Prey Mooncrash review code provided by the publisher.
Prey Mooncrash is a genuine surprise.
The teases for Prey Mooncrash had told us the new Prey DLC would likely be on the moon, but exactly what you’d be doing there was very much a mystery. The common assumption was that we’d get a bit of additional story, a mini-version of the main game with the novelty of moon gravity.
It’s safe to say, it’d have been one lucky guess if you’d correctly predicted what Prey Mooncrash actually is.
Prey Mooncrash Review: Moonstruck
Carrying on from the revelation at the end of the main game that the entire story was a simulation of the past, Prey Mooncrash has you using data from a disaster on a Moon base to try and uncover what exactly went wrong (non-spoiler: it probably involves shape-shifting aliens). You do this by simulating the movements of several people who were there when disaster struck.
Mooncrash takes all that worked well in Prey and boils it down to its purest form. Every mechanic, weapon, storytelling nugget, and act born of paranoia is stripped back and reassembled into this sleek roguelike-inspired package. You start at the same points for each playthrough, but everything from there can go so many different ways, requiring a near full knowledge of the magic of Prey’s fast and loose style.
This is a much smaller playing field than the main game, but the vertical depth means its also deceivingly large. That’s a crucial thing to remember because it feeds into the level of replayability for Mooncrash. You have five ways to leave the moonbase, and five characters to get home.
The main goal is to learn how to escape in each way individually and then use that knowledge to make a final, ultimate run where all five get home in a single run. It’s safe to say that you won’t be doing that straight away, as you have to find and unlock the rest of the characters, and then experiment through their own individual run where enemy and item placement is never the same twice.
Prey Mooncrash Review: Moon Wither
Seeing as Mooncrash takes inspiration from roguelikes, it’ll be no surprise to learn that as you try to escape the base, you’ll most definitely die…a lot. The procedural nature of Mooncrash adds an air of uncertainty that only adds to the paranoia brought on by the shape-shifting alien menace. Cleverly, Mooncrash avoids repetition by allowing small changes to the game world via your actions in each run.
Clear out a room on one run and you’ll likely have a more peaceful passage through it next time. Though there are definitely certain obstacles that won’t be vanquished for quite a few runs (the big new enemy known as the Moonshark is a properly intimidating foe).
You earn points for certain actions (discoveries, completed objectives, and kills) from a run, and those points can be used to purchase better weaponry to start with (your first weapon is the wrench), so there’s a proper sense of progression no matter how poorly you do.
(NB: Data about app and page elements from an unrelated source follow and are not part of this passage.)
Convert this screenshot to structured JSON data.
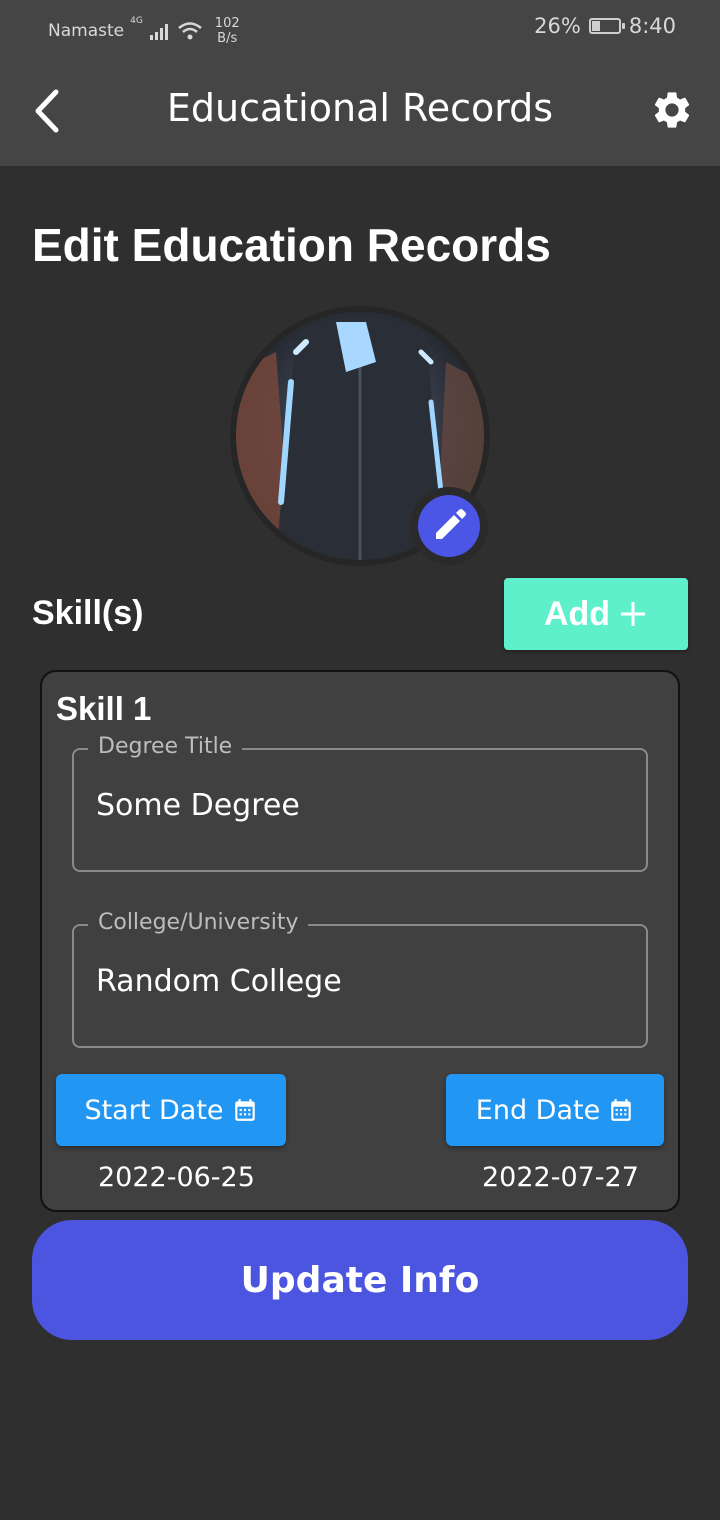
{
  "status_bar": {
    "carrier": "Namaste",
    "network_type": "4G",
    "net_speed_value": "102",
    "net_speed_unit": "B/s",
    "battery": "26%",
    "time": "8:40"
  },
  "app_bar": {
    "title": "Educational Records",
    "back_icon": "chevron-left-icon",
    "settings_icon": "gear-icon"
  },
  "page": {
    "heading": "Edit Education Records",
    "edit_photo_icon": "pencil-icon"
  },
  "skills": {
    "label": "Skill(s)",
    "add_label": "Add",
    "add_icon": "plus-icon"
  },
  "skill_card": {
    "title": "Skill 1",
    "degree_label": "Degree Title",
    "degree_value": "Some Degree",
    "college_label": "College/University",
    "college_value": "Random College",
    "start_date_label": "Start Date",
    "start_date_value": "2022-06-25",
    "end_date_label": "End Date",
    "end_date_value": "2022-07-27",
    "calendar_icon": "calendar-icon"
  },
  "update_button": "Update Info",
  "colors": {
    "background": "#2f2f2f",
    "app_bar": "#454545",
    "add_button": "#5ef0cb",
    "date_button": "#2196f3",
    "update_button": "#4b55e0",
    "edit_avatar": "#4b55e6"
  }
}
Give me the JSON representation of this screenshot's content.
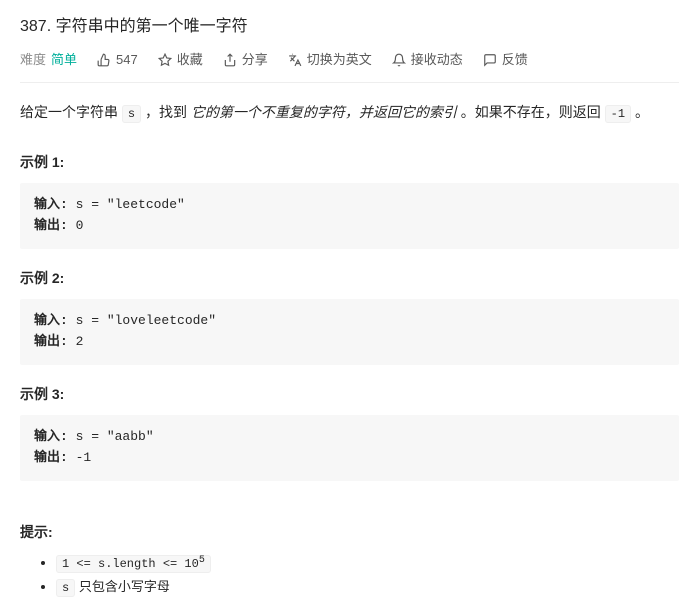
{
  "title": "387. 字符串中的第一个唯一字符",
  "meta": {
    "difficulty_label": "难度",
    "difficulty_value": "简单",
    "likes": "547",
    "favorite": "收藏",
    "share": "分享",
    "switch_lang": "切换为英文",
    "subscribe": "接收动态",
    "feedback": "反馈"
  },
  "description": {
    "prefix": "给定一个字符串 ",
    "var_s": "s",
    "mid": " ，找到 ",
    "italic": "它的第一个不重复的字符，并返回它的索引",
    "suffix1": " 。如果不存在，则返回 ",
    "neg1": "-1",
    "suffix2": " 。"
  },
  "examples": [
    {
      "label": "示例 1:",
      "input_label": "输入:",
      "input_val": " s = \"leetcode\"",
      "output_label": "输出:",
      "output_val": " 0"
    },
    {
      "label": "示例 2:",
      "input_label": "输入:",
      "input_val": " s = \"loveleetcode\"",
      "output_label": "输出:",
      "output_val": " 2"
    },
    {
      "label": "示例 3:",
      "input_label": "输入:",
      "input_val": " s = \"aabb\"",
      "output_label": "输出:",
      "output_val": " -1"
    }
  ],
  "hints_label": "提示:",
  "constraints": {
    "c1_code": "1 <= s.length <= 10",
    "c1_sup": "5",
    "c2_code": "s",
    "c2_text": " 只包含小写字母"
  }
}
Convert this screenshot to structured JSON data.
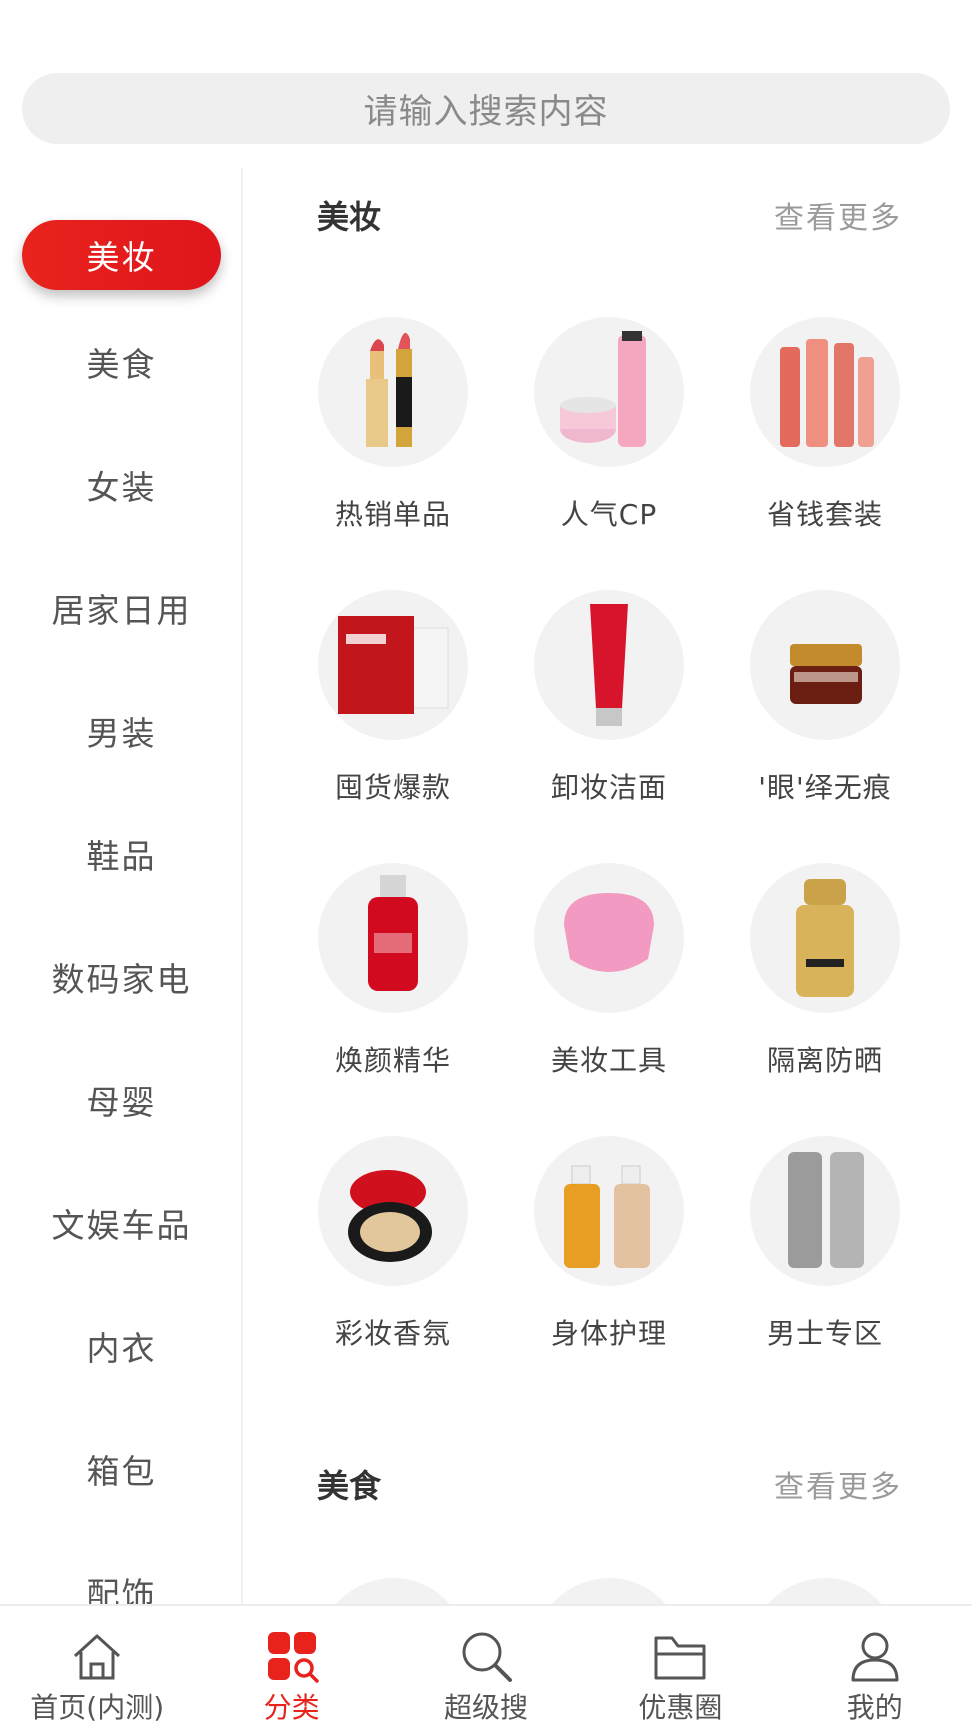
{
  "search": {
    "placeholder": "请输入搜索内容"
  },
  "sidebar": {
    "items": [
      {
        "label": "美妆",
        "active": true
      },
      {
        "label": "美食"
      },
      {
        "label": "女装"
      },
      {
        "label": "居家日用"
      },
      {
        "label": "男装"
      },
      {
        "label": "鞋品"
      },
      {
        "label": "数码家电"
      },
      {
        "label": "母婴"
      },
      {
        "label": "文娱车品"
      },
      {
        "label": "内衣"
      },
      {
        "label": "箱包"
      },
      {
        "label": "配饰"
      }
    ]
  },
  "sections": [
    {
      "title": "美妆",
      "more": "查看更多",
      "items": [
        {
          "label": "热销单品",
          "icon": "lipstick-icon"
        },
        {
          "label": "人气CP",
          "icon": "skincare-set-icon"
        },
        {
          "label": "省钱套装",
          "icon": "bottle-set-icon"
        },
        {
          "label": "囤货爆款",
          "icon": "face-mask-icon"
        },
        {
          "label": "卸妆洁面",
          "icon": "cleanser-tube-icon"
        },
        {
          "label": "'眼'绎无痕",
          "icon": "eye-cream-jar-icon"
        },
        {
          "label": "焕颜精华",
          "icon": "serum-bottle-icon"
        },
        {
          "label": "美妆工具",
          "icon": "cleansing-brush-icon"
        },
        {
          "label": "隔离防晒",
          "icon": "sunscreen-bottle-icon"
        },
        {
          "label": "彩妆香氛",
          "icon": "cushion-compact-icon"
        },
        {
          "label": "身体护理",
          "icon": "body-care-bottles-icon"
        },
        {
          "label": "男士专区",
          "icon": "men-skincare-icon"
        }
      ]
    },
    {
      "title": "美食",
      "more": "查看更多"
    }
  ],
  "tabbar": {
    "tabs": [
      {
        "label": "首页(内测)",
        "icon": "home-icon"
      },
      {
        "label": "分类",
        "icon": "category-icon",
        "active": true
      },
      {
        "label": "超级搜",
        "icon": "search-icon"
      },
      {
        "label": "优惠圈",
        "icon": "folder-icon"
      },
      {
        "label": "我的",
        "icon": "user-icon"
      }
    ]
  },
  "colors": {
    "accent": "#e8231c",
    "searchBg": "#efefef",
    "circleBg": "#f2f2f2"
  }
}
Another helpful thing is that each run brings chances to upgrade your characters with Psi powers and the like too, meaning that after a significant bit of time investment, your protagonists will be adequately powered to tackle that final goal of a clean five-person escape.
While much is brought over from the main game, Prey: Mooncrash does throw in the odd new alteration to the established template. The Gloo Gun gets a grenade-based change for instance and body trauma is a new problem to overcome (one of several new gameplay changes that also gets added to the main game).
Body trauma is interesting as say you panic and blow up an alien nasty at close range, it could well mean you get a concussion, which left untreated, will affect your vision. It’s a bit of added spice that invariably hits you hardest just when you feel a bit too confident and plays into Prey’s mantra of learning on the fly.
Prey Mooncrash Review: Gloo Moon
This is where the five characters are important to what works in Mooncrash. Each represents a different style of play, and come with their own advantages and disadvantages. Rather than just finding a way that works for you, you need to adapt your playstyle accordingly if you wish to get all five to the end. That’s the beauty of the late game too, as you juggle these play styles in fairly quick succession in order to succeed (and you need to be quick because your objectives don’t wait about in Mooncrash).
Alas, Prey Mooncrash doesn’t get everything right. The richness of storytelling found in Talos-I in Prey is not present in Mooncrash. Even if the voice-acting is arguably better, there’s not enough done with it to matter. Then an old foe from the main game’s launch shows up here in the form of some groin-achingly long load times that eat away at this feeling of fluidity Prey Mooncrash is clearly going for. As it was then, the problem is just about balanced out by the time you spend messing about in the playground Arkane has provided, but a quick death is doubly aggravating when you have to immediately wait for more than a minute to have another crack. The upside is that is was fixed to some degree in Prey, so Mooncrash may yet improve on this front.
Prey Mooncrash Review: Shark at the Moon
I can’t say this is what I expected from Arkane’s next dip into the world of Prey, but I’m happy that this is what we got. Prey’s structure is a good fit for this kind of roguelike/Metroidvania type of spinoff, and it shows in how it plays out. While the story’s shortcomings aren’t too much of a problem, the ridiculous load times are. Luckily, this is a fine DLC addition to Prey that takes the best of the main game and makes it work in a more compact frame.